These are used when the salivary glands are not functioning properly. Seek dentist advice or medical care before you use these.
Home remedies for dry mouth treatment
Addressing dry mouth involves not just professional interventions, but also adopting practical coping strategies in daily life. Here are some effective measures.
- Sip water or sugar-free, caffeine-free drinks regularly throughout the day to keep your mouth moist. Try to drink 8 to 12 cups per day.
- Use ice chips or chew sugar-free gum to stimulate saliva production.
- Employ lip lubricants frequently, applying them every two hours.
- Use a humidifier in your bedroom at night to add moisture to the air, addressing dry mouth concerns during sleep.

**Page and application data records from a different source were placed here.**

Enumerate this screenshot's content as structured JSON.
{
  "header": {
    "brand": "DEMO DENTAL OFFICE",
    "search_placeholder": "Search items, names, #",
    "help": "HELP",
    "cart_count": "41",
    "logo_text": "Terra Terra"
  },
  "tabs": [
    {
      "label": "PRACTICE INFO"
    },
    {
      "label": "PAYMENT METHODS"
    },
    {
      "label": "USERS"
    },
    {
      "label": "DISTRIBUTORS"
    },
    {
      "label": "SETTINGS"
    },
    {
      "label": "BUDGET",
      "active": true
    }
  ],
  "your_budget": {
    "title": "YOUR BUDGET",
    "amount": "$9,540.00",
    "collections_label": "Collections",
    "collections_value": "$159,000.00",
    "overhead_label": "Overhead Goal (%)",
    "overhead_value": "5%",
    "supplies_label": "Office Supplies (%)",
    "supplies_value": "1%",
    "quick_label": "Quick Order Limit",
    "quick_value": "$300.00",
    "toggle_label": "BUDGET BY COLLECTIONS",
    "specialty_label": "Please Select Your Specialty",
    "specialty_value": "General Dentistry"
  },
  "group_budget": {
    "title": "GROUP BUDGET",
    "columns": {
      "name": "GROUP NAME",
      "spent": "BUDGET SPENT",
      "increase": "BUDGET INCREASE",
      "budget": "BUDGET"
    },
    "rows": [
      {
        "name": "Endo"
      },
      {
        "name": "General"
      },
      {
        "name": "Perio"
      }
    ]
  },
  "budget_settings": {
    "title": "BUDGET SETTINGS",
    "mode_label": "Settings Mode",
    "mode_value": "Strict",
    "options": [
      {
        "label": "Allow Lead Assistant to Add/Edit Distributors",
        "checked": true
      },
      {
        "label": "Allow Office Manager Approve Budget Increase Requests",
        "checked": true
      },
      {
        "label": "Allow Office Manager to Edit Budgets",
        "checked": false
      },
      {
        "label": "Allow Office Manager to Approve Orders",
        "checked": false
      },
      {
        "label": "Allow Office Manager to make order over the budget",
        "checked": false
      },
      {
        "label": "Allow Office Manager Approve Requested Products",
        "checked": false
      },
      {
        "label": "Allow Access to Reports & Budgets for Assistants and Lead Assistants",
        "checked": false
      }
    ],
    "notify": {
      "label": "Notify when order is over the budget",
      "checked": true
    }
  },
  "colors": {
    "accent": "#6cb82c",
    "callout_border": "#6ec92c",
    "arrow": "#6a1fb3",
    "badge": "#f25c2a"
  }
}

Effective oral care is crucial for individuals dealing with dry mouth. Following these guidelines can significantly contribute to maintaining dental health.
- Gently brush teeth at least twice a day with fluoridated toothpaste.
- Floss daily to ensure thorough oral cleanliness.
- Schedule dental visits at least twice a year.
- Apply 0.5% fluoride varnish to teeth for added protection.
- Address poorly fitting prostheses with dental soft- and hard-tissue relines and utilize denture adhesives as needed.
In case of any oral fungal or bacterial infections, seek prompt treatment for to prevent complications.
- Avoid salty or spicy foods, as well as dry and hard-to-chew items.
- Steer clear of sticky, sugary foods that may exacerbate dry mouth symptoms.
Alongside professional guidance, incorporating these tips into daily life can alleviate dry mouth symptoms:
- Breathe through your nose to maintain mouth moisture, considering treatment for snoring if mouth breathing is a concern.
- Moisturize your lips to soothe dry or cracked areas.
Avoiding exacerbating factors, such as caffeine, alcohol, tobacco, and certain medications, is also a good idea when you have dry mouth.
How can your dentist help with dry mouth?
Regular dentist checkups make it easier to recognize dry mouth in the early stages. For those experiencing dry mouth or reduced salivary gland function, a dental examination may reveal dry and fragile oral tissues, with the tongue appearing dry and cracked. Issues that can be found in these cases include dental cavities, plaque buildup, gingivitis, and periodontitis. Infections like oral candidiasis and salivary gland enlargement may also be present.
Your dentist can perform thorough examinations, both inside and outside the mouth, to identify salivary pooling on the floor of the mouth. This helps determine who would benefit from further diagnostic tests, such as measuring salivary flow rates, minor salivary gland biopsy, or blood and microbial tests.
Causes of xerostomia
Dry mouth arises when the salivary glands fail to produce sufficient saliva to keep the mouth adequately moist. Various factors can contribute to this condition.
One common cause is medication, as hundreds of prescription and over-the-counter drugs may list dry mouth as a side effect. These include those for depression, high blood pressure, and allergies.
Aging is another factor, with many older individuals experiencing symptoms of dry mouth due to changes in how the body processes medicine, long-term health issues, or poor nutrition.
Medical treatments, such as chemotherapy for cancer, can also affect how and how much saliva is produced. Furthermore, nerve damage resulting from surgeries or injuries to the head and neck area can contribute to xerostomia. Underlying health conditions like diabetes, Alzheimer’s disease, and autoimmune disorders like Sjögren’s syndrome may cause dry mouth symptoms.
Lifestyle choices, including tobacco and alcohol use, can make the issue even worse, as can the use of certain legal or illegal drugs, such as methamphetamine and marijuana.
Dehydration, stemming from inadequate fluid intake, is a common cause of dry mouth. Snoring and breathing through the mouth, especially during sleep, can contribute as well.